[[ INPUT DATA, beginning ]]

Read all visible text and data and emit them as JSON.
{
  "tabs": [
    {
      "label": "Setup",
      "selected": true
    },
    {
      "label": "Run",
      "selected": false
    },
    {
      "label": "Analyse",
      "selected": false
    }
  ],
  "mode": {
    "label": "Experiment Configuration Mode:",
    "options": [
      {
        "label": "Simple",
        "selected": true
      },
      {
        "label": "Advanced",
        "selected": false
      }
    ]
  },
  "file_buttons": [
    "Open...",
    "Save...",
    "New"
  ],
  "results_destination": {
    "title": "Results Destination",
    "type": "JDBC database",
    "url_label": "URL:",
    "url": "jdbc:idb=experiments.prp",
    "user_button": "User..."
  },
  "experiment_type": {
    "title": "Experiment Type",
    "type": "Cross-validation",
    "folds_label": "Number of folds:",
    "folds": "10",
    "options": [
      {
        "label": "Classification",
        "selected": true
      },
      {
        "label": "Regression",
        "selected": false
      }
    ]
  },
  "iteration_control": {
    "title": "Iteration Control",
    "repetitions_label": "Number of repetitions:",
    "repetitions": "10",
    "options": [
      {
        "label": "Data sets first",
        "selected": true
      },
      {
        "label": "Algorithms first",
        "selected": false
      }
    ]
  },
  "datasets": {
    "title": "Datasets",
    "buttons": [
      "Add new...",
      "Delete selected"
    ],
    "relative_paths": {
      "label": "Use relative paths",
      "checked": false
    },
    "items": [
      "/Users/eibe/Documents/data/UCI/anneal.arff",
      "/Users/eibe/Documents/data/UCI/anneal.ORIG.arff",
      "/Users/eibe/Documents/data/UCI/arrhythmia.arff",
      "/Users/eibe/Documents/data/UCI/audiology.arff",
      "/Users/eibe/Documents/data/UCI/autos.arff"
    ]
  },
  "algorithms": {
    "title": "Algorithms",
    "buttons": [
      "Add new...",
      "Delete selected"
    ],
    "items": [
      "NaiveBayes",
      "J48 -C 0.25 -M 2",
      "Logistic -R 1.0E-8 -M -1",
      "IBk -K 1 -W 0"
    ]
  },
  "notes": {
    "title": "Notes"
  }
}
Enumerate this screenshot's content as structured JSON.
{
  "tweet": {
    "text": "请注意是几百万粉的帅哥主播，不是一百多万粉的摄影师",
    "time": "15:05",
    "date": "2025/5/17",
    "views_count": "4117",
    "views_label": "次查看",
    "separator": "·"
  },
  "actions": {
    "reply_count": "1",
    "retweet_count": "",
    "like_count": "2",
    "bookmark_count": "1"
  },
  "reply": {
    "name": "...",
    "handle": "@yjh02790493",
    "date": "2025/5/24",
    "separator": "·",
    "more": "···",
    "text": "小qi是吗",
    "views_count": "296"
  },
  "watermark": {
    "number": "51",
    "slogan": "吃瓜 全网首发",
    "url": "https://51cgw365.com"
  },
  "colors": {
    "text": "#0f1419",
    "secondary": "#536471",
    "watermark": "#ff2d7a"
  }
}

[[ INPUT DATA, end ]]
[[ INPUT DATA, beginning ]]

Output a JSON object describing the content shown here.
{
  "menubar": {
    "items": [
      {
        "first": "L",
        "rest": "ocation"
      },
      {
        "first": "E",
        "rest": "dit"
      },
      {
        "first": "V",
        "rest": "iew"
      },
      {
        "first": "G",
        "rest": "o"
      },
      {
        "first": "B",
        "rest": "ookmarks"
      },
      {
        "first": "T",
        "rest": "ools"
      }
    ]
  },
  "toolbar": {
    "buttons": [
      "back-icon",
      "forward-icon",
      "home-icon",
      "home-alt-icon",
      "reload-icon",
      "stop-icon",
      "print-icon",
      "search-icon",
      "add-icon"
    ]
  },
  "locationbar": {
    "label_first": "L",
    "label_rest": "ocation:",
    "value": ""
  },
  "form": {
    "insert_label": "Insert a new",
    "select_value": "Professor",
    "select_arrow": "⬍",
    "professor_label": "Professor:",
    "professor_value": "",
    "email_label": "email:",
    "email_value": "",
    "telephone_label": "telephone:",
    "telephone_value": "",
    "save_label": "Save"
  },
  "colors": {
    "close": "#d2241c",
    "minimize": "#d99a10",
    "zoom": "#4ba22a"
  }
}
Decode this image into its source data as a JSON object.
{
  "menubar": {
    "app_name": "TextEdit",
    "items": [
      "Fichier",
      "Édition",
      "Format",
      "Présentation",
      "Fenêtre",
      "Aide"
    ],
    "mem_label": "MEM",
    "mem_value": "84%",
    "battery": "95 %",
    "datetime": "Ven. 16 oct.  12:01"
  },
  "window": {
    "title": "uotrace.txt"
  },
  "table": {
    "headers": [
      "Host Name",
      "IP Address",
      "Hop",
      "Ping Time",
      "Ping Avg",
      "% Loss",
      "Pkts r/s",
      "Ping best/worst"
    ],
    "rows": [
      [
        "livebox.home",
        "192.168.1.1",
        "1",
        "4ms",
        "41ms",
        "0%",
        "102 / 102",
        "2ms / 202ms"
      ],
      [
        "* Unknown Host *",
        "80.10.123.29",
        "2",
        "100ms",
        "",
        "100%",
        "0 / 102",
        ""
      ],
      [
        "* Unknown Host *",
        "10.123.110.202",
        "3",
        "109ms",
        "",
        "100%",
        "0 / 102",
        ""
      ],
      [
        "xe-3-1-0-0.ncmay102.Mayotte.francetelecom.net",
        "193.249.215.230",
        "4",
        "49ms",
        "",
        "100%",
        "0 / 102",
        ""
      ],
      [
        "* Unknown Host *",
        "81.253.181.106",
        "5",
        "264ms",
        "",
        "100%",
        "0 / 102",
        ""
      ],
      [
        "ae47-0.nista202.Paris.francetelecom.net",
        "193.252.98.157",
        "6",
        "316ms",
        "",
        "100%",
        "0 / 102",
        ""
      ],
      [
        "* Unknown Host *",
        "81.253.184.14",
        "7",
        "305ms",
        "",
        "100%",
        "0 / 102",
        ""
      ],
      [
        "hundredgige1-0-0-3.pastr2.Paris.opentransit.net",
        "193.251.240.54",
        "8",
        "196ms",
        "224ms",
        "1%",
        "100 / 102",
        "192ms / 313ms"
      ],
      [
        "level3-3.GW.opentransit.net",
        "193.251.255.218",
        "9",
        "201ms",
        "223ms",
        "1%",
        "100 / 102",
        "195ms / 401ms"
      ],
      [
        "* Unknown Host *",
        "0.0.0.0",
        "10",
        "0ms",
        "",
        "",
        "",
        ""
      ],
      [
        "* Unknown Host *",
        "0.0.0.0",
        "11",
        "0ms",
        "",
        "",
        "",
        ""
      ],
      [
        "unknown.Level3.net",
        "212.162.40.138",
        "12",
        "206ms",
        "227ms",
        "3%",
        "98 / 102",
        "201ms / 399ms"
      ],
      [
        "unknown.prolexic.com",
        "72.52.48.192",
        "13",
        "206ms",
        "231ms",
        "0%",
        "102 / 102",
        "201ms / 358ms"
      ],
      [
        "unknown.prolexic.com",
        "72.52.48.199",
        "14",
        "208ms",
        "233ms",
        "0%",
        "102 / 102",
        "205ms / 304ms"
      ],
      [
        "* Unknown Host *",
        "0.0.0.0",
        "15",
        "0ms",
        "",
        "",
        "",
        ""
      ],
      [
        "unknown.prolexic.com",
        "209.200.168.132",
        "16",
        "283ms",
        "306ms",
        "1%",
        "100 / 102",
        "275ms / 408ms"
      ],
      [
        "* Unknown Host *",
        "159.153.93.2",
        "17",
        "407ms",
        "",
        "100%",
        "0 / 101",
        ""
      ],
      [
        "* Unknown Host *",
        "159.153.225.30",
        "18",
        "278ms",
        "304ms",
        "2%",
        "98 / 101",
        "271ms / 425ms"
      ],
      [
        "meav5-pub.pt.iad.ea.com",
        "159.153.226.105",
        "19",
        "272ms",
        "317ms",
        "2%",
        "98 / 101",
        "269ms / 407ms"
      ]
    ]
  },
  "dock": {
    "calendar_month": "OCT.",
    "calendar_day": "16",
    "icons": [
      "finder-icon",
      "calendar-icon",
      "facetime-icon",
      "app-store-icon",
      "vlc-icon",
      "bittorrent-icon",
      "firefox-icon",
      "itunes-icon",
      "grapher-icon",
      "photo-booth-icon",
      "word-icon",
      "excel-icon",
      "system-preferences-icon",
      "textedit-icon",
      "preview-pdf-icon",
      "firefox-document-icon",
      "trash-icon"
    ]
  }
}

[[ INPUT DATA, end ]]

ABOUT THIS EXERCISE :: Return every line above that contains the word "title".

TASK ANSWER ::
    "title": "Results Destination",
    "title": "Experiment Type",
    "title": "Iteration Control",
    "title": "Datasets",
    "title": "Algorithms",
    "title": "Notes"
    "title": "uotrace.txt"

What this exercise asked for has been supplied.